____ Available data

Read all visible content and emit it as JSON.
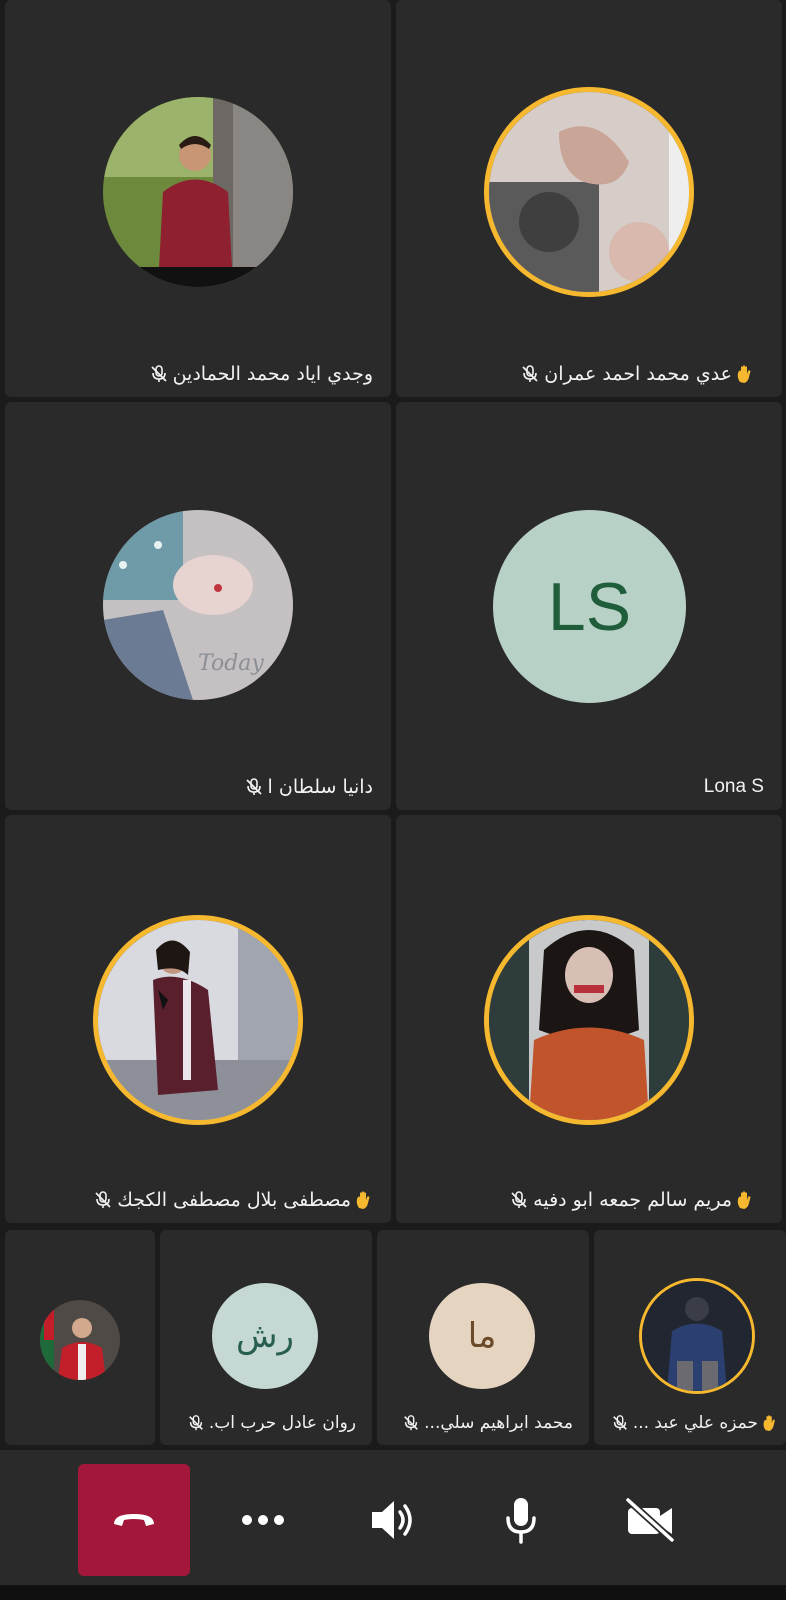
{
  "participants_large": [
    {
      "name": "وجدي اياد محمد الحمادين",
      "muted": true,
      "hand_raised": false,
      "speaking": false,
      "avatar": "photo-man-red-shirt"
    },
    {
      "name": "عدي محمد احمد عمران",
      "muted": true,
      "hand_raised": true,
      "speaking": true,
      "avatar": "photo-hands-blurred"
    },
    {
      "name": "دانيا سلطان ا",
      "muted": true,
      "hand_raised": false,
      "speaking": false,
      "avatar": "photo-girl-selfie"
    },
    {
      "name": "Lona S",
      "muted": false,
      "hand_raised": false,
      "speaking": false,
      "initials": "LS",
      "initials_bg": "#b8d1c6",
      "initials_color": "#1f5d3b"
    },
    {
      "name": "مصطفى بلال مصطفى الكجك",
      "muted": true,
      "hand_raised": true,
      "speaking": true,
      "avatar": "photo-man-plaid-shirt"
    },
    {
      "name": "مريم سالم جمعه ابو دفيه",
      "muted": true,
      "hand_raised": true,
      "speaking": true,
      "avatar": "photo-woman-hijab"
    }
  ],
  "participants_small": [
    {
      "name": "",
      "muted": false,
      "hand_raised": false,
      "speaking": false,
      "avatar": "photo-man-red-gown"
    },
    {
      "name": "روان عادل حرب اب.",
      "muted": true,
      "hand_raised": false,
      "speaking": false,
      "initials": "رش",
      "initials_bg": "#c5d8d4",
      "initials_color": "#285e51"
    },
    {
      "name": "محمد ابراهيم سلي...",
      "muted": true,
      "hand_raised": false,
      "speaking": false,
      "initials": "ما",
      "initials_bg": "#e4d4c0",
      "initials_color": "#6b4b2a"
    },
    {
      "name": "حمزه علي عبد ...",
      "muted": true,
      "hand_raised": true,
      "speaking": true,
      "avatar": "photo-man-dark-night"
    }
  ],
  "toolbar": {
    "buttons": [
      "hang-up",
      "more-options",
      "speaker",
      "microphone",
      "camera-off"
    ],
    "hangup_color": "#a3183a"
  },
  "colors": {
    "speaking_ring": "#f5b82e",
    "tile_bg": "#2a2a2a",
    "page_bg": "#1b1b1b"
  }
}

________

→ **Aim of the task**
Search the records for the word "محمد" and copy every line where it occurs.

→ **Solved exercise**
      "name": "وجدي اياد محمد الحمادين",
      "name": "عدي محمد احمد عمران",
      "name": "محمد ابراهيم سلي...",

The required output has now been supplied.